But others - including Brexiteer backbencher Jacob Rees-Mogg and comedian Rowan Atkinson - have expressed support.

According to a ComRes poll for the Sunday Express, 53% of people who responded believe Mr Johnson should not be disciplined for his comments.

The complaints against him are being looked at by an investigating officer, who can dismiss them if they are found to be obviously trivial, lacking in merit or unable to be fairly investigated.

Communities and Local Government Secretary James Brokenshire told BBC Breakfast: "There is an ongoing investigation in relation to complaints that have been made over Boris's comments last week.

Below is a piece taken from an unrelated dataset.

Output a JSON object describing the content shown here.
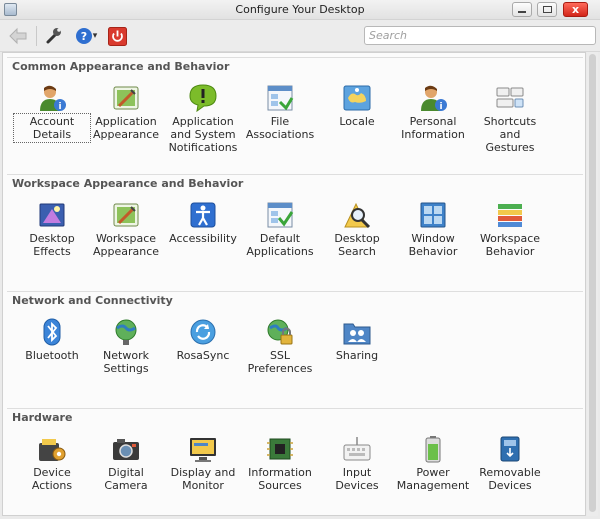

I think that's the right approach."

He added "I would certainly have not chosen the words that Boris used," but would not comment on it further during the investigation.

Should they be upheld, the complaints will then be looked at by an independent panel which could refer Mr Johnson to the party's board, which has the power to expel him.

On Friday, in a separate investigation into a complaint, the UK's equalities watchdog said Mr Johnson's remarks were "inflammatory and divisive" and his comments risked "vilifying Muslim women".